In 1827, James Bowie carved his way into American history at the Sandbar Fight, and soon every fighting man of the South and West had to have a knife like his. The bowie knife could cut like a razor, chop like a cleaver, and stab like a sword, and many considered it deadlier than a pistol at close range. So great was the dread it inspired that by 1838 it was banned in several states—a ban that did little to stanch the flow of blood.
Bowie's story is well known, but what of the other cutters and stabbers of his day? Gunfighters have long been celebrated, but those who fought with the bowie knife have been largely ignored—until now. Unearthing accounts from memoirs, court records, regional histories, and newspaper archives, Paul Kirchner, author of the Paladin bestsellers The Deadliest Men and More of the Deadliest Men Who Ever Lived , presents their stories for the first time in Bowie Knife Fights, Fighters, and Fighting Techniques.
Kirchner identifies and profiles the four greatest bowie knife fighters of history, as well as numerous other wielders of the blade. He details the weapon's use in the Texas War of Independence, the Mormon exodus, the Mexican War, the slave system, the Gold Rush, Bleeding Kansas, the Civil War, the Lincoln assassination, the Indian Wars, and the Western frontier. The book describes bowie knife fighting tricks and techniques and provides numerous accounts of knife-against-knife and knife-against-gun encounters. Its final chapter surveys the continued use of the bowie and other fighting knives in modern warfare.
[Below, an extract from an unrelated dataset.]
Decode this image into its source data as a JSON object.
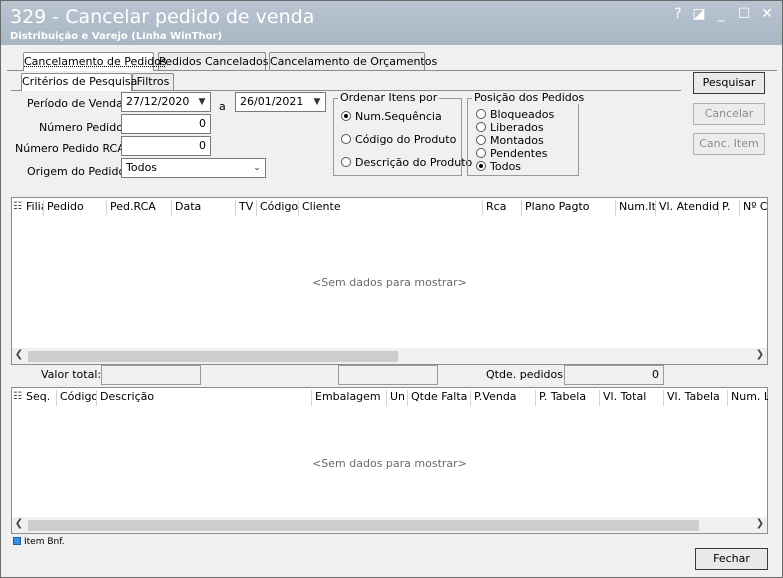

Paul Kirchner has been a writer and illustrator for more than 25 years. His work has appeared in publications ranging from Marvel Comics to The Wall Street Journal to Paladin author Jeff Cooper's books.